▸ **Data for this exercise**

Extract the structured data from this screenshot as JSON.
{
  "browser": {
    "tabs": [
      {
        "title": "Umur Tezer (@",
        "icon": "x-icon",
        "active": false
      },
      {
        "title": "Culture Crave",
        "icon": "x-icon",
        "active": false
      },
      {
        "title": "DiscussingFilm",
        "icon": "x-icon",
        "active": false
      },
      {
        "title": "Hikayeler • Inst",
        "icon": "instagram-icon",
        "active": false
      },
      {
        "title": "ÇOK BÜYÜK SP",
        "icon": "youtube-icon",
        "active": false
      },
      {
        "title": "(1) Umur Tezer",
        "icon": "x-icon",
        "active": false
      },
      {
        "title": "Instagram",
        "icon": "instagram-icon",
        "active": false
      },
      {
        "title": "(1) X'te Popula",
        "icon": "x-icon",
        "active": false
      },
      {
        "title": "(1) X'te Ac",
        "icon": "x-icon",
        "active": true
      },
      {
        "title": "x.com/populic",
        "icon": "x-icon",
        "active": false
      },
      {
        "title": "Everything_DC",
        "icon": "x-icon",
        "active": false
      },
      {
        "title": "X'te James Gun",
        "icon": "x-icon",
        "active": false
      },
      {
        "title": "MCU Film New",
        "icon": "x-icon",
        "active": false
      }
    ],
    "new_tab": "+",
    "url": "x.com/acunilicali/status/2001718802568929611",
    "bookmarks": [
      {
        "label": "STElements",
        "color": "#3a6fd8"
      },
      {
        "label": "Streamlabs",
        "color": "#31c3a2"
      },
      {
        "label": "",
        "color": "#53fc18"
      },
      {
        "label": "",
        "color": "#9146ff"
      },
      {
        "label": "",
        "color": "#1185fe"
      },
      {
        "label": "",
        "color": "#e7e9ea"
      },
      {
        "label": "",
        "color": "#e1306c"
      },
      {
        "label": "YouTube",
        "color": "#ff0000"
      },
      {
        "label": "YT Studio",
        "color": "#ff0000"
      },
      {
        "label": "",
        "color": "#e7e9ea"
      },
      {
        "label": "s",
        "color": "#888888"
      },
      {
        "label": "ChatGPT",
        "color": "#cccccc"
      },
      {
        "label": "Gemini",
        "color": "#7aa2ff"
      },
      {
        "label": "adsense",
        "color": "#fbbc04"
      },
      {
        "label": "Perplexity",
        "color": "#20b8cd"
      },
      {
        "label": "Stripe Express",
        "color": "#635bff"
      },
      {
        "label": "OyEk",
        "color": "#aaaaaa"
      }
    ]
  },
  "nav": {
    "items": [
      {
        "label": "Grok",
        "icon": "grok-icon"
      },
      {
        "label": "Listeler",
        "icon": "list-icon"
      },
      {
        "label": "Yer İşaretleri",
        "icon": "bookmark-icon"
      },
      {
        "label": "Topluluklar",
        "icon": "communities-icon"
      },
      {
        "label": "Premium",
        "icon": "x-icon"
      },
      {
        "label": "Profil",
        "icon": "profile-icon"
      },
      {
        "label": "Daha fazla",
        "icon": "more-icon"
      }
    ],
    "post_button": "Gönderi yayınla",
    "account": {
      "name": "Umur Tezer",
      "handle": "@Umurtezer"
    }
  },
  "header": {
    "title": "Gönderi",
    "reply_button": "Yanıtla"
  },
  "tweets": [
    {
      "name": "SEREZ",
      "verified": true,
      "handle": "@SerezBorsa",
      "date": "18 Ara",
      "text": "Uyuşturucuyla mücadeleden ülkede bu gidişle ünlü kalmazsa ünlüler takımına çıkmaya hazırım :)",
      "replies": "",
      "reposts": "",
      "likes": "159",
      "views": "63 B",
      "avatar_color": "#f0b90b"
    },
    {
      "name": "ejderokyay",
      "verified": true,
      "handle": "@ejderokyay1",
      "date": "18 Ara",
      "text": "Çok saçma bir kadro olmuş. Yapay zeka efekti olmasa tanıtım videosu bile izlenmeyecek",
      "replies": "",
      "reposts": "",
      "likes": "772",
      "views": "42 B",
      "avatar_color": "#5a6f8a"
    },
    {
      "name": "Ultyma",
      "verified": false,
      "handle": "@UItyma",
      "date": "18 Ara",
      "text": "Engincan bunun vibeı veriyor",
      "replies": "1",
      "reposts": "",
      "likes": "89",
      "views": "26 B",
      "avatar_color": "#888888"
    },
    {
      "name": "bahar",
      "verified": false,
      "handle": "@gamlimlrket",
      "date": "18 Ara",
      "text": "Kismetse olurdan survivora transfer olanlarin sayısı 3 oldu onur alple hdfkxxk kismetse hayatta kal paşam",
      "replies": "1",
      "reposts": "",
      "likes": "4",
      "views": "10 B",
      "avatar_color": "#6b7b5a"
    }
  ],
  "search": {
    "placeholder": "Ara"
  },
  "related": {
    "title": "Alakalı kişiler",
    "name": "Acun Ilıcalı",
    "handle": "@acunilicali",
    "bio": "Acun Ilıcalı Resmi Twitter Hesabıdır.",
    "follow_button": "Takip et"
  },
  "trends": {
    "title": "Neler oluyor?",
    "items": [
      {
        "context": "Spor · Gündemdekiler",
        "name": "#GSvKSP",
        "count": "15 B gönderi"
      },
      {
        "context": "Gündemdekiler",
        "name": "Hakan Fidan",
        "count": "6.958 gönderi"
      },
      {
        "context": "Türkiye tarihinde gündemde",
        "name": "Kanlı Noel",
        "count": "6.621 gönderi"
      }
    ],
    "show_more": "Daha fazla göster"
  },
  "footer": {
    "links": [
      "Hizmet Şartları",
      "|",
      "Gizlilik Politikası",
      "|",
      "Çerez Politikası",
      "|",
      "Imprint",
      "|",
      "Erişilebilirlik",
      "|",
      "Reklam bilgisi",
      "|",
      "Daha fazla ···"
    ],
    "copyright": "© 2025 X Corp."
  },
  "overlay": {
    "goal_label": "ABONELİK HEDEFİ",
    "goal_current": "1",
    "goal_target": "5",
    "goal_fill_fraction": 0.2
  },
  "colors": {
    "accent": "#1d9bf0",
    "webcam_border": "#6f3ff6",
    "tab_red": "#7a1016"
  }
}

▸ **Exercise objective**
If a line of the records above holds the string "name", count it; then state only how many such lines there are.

▸ **Answer to the problem**
9